Task
Copy each entry below exactly as it appears.

Information given
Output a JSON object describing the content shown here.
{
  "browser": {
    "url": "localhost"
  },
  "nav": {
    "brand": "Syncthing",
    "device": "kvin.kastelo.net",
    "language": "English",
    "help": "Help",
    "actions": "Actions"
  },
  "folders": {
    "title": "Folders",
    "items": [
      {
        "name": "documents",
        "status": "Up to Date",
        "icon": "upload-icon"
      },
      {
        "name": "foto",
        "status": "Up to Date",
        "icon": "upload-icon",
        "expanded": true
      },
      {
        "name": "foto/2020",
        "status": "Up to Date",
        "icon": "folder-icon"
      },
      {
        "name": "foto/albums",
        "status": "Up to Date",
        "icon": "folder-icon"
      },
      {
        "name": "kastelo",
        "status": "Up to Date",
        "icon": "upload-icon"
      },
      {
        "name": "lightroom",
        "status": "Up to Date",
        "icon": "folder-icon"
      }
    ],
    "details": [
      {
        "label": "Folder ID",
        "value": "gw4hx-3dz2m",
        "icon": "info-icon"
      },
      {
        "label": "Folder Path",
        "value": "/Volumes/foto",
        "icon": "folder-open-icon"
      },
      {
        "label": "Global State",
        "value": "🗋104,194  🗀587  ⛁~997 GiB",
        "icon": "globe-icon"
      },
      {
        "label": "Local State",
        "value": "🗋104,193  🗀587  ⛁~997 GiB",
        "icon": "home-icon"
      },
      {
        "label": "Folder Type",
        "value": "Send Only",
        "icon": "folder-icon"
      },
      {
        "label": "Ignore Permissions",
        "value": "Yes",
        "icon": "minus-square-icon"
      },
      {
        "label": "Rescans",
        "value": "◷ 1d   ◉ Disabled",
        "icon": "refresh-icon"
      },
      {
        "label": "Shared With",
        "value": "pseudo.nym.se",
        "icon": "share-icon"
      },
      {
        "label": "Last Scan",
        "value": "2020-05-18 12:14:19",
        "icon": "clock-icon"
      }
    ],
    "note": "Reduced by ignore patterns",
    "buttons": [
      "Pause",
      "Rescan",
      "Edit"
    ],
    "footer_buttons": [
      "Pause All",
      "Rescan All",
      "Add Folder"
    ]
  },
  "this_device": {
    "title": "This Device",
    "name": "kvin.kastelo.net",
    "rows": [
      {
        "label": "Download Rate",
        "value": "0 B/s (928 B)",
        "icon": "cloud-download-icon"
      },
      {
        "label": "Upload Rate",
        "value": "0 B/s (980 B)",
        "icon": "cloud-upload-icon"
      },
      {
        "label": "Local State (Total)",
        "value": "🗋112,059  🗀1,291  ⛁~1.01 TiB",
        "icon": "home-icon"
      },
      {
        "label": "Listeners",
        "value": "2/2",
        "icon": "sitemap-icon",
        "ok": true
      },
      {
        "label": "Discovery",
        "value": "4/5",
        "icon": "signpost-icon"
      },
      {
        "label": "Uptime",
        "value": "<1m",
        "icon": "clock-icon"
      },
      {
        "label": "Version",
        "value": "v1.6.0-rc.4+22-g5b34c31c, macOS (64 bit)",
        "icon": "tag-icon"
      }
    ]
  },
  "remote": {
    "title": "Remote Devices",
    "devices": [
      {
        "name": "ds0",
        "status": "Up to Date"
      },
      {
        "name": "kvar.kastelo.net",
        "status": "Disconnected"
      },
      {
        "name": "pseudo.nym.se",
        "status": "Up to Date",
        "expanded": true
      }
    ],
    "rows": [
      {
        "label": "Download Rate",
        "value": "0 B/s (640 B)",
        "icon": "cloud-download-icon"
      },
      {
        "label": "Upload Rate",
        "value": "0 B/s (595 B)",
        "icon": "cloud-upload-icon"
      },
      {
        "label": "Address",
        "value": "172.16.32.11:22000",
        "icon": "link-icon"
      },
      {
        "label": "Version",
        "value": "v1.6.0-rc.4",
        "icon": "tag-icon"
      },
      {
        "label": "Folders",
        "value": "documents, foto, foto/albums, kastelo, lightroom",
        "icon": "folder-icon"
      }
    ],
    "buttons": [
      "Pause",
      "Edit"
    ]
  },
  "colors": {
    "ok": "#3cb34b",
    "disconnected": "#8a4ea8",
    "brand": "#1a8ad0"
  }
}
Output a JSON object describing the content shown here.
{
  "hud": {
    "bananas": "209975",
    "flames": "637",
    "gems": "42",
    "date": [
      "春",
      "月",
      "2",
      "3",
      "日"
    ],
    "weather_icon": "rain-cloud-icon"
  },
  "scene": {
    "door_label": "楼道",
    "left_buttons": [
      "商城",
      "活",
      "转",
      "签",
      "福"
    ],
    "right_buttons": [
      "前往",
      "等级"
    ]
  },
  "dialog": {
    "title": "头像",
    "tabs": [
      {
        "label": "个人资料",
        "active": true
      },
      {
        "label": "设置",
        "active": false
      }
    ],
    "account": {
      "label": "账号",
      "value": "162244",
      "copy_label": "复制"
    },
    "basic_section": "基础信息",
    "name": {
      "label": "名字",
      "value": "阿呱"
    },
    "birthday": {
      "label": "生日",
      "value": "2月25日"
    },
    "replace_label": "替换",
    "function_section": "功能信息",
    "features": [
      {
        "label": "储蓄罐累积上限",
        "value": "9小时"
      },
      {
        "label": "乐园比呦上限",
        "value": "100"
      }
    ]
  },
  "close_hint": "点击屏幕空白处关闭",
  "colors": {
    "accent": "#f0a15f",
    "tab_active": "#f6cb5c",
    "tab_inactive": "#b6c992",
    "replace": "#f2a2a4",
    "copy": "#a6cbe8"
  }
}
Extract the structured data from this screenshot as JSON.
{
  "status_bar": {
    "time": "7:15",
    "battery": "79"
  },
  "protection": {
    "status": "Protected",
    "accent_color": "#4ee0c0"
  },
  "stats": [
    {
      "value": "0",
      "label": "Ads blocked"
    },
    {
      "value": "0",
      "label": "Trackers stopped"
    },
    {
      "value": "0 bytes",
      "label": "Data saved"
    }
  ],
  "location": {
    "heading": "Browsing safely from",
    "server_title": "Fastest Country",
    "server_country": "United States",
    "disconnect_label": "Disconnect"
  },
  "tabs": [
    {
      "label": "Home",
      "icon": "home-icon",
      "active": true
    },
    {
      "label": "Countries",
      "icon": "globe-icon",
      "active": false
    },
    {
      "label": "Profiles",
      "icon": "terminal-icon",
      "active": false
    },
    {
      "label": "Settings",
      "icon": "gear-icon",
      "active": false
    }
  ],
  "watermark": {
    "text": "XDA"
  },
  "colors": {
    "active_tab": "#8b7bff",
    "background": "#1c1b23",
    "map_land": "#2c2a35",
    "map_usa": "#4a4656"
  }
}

Output
Output a JSON object describing the content shown here.
{
  "browser": {
    "url": "localhost"
  },
  "nav": {
    "brand": "Syncthing",
    "device": "kvin.kastelo.net",
    "language": "English",
    "help": "Help",
    "actions": "Actions"
  },
  "folders": {
    "title": "Folders",
    "items": [
      {
        "name": "documents",
        "status": "Up to Date",
        "icon": "upload-icon"
      },
      {
        "name": "foto",
        "status": "Up to Date",
        "icon": "upload-icon",
        "expanded": true
      },
      {
        "name": "foto/2020",
        "status": "Up to Date",
        "icon": "folder-icon"
      },
      {
        "name": "foto/albums",
        "status": "Up to Date",
        "icon": "folder-icon"
      },
      {
        "name": "kastelo",
        "status": "Up to Date",
        "icon": "upload-icon"
      },
      {
        "name": "lightroom",
        "status": "Up to Date",
        "icon": "folder-icon"
      }
    ],
    "details": [
      {
        "label": "Folder ID",
        "value": "gw4hx-3dz2m",
        "icon": "info-icon"
      },
      {
        "label": "Folder Path",
        "value": "/Volumes/foto",
        "icon": "folder-open-icon"
      },
      {
        "label": "Global State",
        "value": "🗋104,194  🗀587  ⛁~997 GiB",
        "icon": "globe-icon"
      },
      {
        "label": "Local State",
        "value": "🗋104,193  🗀587  ⛁~997 GiB",
        "icon": "home-icon"
      },
      {
        "label": "Folder Type",
        "value": "Send Only",
        "icon": "folder-icon"
      },
      {
        "label": "Ignore Permissions",
        "value": "Yes",
        "icon": "minus-square-icon"
      },
      {
        "label": "Rescans",
        "value": "◷ 1d   ◉ Disabled",
        "icon": "refresh-icon"
      },
      {
        "label": "Shared With",
        "value": "pseudo.nym.se",
        "icon": "share-icon"
      },
      {
        "label": "Last Scan",
        "value": "2020-05-18 12:14:19",
        "icon": "clock-icon"
      }
    ],
    "note": "Reduced by ignore patterns",
    "buttons": [
      "Pause",
      "Rescan",
      "Edit"
    ],
    "footer_buttons": [
      "Pause All",
      "Rescan All",
      "Add Folder"
    ]
  },
  "this_device": {
    "title": "This Device",
    "name": "kvin.kastelo.net",
    "rows": [
      {
        "label": "Download Rate",
        "value": "0 B/s (928 B)",
        "icon": "cloud-download-icon"
      },
      {
        "label": "Upload Rate",
        "value": "0 B/s (980 B)",
        "icon": "cloud-upload-icon"
      },
      {
        "label": "Local State (Total)",
        "value": "🗋112,059  🗀1,291  ⛁~1.01 TiB",
        "icon": "home-icon"
      },
      {
        "label": "Listeners",
        "value": "2/2",
        "icon": "sitemap-icon",
        "ok": true
      },
      {
        "label": "Discovery",
        "value": "4/5",
        "icon": "signpost-icon"
      },
      {
        "label": "Uptime",
        "value": "<1m",
        "icon": "clock-icon"
      },
      {
        "label": "Version",
        "value": "v1.6.0-rc.4+22-g5b34c31c, macOS (64 bit)",
        "icon": "tag-icon"
      }
    ]
  },
  "remote": {
    "title": "Remote Devices",
    "devices": [
      {
        "name": "ds0",
        "status": "Up to Date"
      },
      {
        "name": "kvar.kastelo.net",
        "status": "Disconnected"
      },
      {
        "name": "pseudo.nym.se",
        "status": "Up to Date",
        "expanded": true
      }
    ],
    "rows": [
      {
        "label": "Download Rate",
        "value": "0 B/s (640 B)",
        "icon": "cloud-download-icon"
      },
      {
        "label": "Upload Rate",
        "value": "0 B/s (595 B)",
        "icon": "cloud-upload-icon"
      },
      {
        "label": "Address",
        "value": "172.16.32.11:22000",
        "icon": "link-icon"
      },
      {
        "label": "Version",
        "value": "v1.6.0-rc.4",
        "icon": "tag-icon"
      },
      {
        "label": "Folders",
        "value": "documents, foto, foto/albums, kastelo, lightroom",
        "icon": "folder-icon"
      }
    ],
    "buttons": [
      "Pause",
      "Edit"
    ]
  },
  "colors": {
    "ok": "#3cb34b",
    "disconnected": "#8a4ea8",
    "brand": "#1a8ad0"
  }
}
Output a JSON object describing the content shown here.
{
  "hud": {
    "bananas": "209975",
    "flames": "637",
    "gems": "42",
    "date": [
      "春",
      "月",
      "2",
      "3",
      "日"
    ],
    "weather_icon": "rain-cloud-icon"
  },
  "scene": {
    "door_label": "楼道",
    "left_buttons": [
      "商城",
      "活",
      "转",
      "签",
      "福"
    ],
    "right_buttons": [
      "前往",
      "等级"
    ]
  },
  "dialog": {
    "title": "头像",
    "tabs": [
      {
        "label": "个人资料",
        "active": true
      },
      {
        "label": "设置",
        "active": false
      }
    ],
    "account": {
      "label": "账号",
      "value": "162244",
      "copy_label": "复制"
    },
    "basic_section": "基础信息",
    "name": {
      "label": "名字",
      "value": "阿呱"
    },
    "birthday": {
      "label": "生日",
      "value": "2月25日"
    },
    "replace_label": "替换",
    "function_section": "功能信息",
    "features": [
      {
        "label": "储蓄罐累积上限",
        "value": "9小时"
      },
      {
        "label": "乐园比呦上限",
        "value": "100"
      }
    ]
  },
  "close_hint": "点击屏幕空白处关闭",
  "colors": {
    "accent": "#f0a15f",
    "tab_active": "#f6cb5c",
    "tab_inactive": "#b6c992",
    "replace": "#f2a2a4",
    "copy": "#a6cbe8"
  }
}
Extract the structured data from this screenshot as JSON.
{
  "status_bar": {
    "time": "7:15",
    "battery": "79"
  },
  "protection": {
    "status": "Protected",
    "accent_color": "#4ee0c0"
  },
  "stats": [
    {
      "value": "0",
      "label": "Ads blocked"
    },
    {
      "value": "0",
      "label": "Trackers stopped"
    },
    {
      "value": "0 bytes",
      "label": "Data saved"
    }
  ],
  "location": {
    "heading": "Browsing safely from",
    "server_title": "Fastest Country",
    "server_country": "United States",
    "disconnect_label": "Disconnect"
  },
  "tabs": [
    {
      "label": "Home",
      "icon": "home-icon",
      "active": true
    },
    {
      "label": "Countries",
      "icon": "globe-icon",
      "active": false
    },
    {
      "label": "Profiles",
      "icon": "terminal-icon",
      "active": false
    },
    {
      "label": "Settings",
      "icon": "gear-icon",
      "active": false
    }
  ],
  "watermark": {
    "text": "XDA"
  },
  "colors": {
    "active_tab": "#8b7bff",
    "background": "#1c1b23",
    "map_land": "#2c2a35",
    "map_usa": "#4a4656"
  }
}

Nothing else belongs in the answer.